#### Source information
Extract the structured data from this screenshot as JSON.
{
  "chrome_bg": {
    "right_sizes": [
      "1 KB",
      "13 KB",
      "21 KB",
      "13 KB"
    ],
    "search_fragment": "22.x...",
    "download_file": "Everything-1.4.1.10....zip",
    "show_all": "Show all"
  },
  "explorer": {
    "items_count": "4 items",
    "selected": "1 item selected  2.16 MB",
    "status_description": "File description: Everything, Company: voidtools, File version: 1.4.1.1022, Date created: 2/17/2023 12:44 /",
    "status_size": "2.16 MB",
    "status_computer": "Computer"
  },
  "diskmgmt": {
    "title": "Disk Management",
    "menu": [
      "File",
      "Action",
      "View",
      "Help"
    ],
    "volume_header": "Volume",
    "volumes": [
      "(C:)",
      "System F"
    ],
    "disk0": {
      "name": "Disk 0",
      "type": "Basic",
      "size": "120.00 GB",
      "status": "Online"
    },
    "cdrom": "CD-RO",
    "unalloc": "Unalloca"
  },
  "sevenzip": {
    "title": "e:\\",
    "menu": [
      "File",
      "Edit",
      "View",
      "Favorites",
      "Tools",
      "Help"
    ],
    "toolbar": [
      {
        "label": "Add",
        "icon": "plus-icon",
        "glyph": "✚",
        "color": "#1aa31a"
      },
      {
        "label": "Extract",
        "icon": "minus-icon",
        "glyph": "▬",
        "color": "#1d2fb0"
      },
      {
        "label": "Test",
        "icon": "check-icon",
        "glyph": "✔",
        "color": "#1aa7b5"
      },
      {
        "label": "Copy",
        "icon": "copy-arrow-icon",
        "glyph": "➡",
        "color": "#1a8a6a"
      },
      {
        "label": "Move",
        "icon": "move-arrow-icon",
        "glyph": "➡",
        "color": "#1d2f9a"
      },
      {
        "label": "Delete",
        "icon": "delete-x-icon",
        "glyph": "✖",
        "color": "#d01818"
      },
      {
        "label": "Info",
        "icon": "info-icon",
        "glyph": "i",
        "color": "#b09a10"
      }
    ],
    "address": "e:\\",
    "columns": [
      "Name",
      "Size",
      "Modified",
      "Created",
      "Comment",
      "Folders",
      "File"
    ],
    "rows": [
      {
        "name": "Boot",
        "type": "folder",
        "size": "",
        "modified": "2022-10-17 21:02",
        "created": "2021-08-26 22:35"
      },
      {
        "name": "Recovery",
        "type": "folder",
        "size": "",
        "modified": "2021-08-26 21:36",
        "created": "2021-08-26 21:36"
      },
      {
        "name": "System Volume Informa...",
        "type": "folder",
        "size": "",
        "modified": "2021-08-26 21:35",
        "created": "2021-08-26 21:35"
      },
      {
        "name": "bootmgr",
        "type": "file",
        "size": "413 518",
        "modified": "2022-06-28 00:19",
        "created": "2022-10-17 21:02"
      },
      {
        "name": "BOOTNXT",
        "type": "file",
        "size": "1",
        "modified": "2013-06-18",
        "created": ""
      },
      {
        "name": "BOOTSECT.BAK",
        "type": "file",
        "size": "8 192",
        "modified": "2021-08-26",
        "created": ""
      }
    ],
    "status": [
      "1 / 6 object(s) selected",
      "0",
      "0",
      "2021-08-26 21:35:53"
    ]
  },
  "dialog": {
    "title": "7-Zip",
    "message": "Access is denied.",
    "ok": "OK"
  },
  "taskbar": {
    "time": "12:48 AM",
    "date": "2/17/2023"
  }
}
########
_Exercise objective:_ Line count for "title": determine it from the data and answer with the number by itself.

_Exercise output:_ 3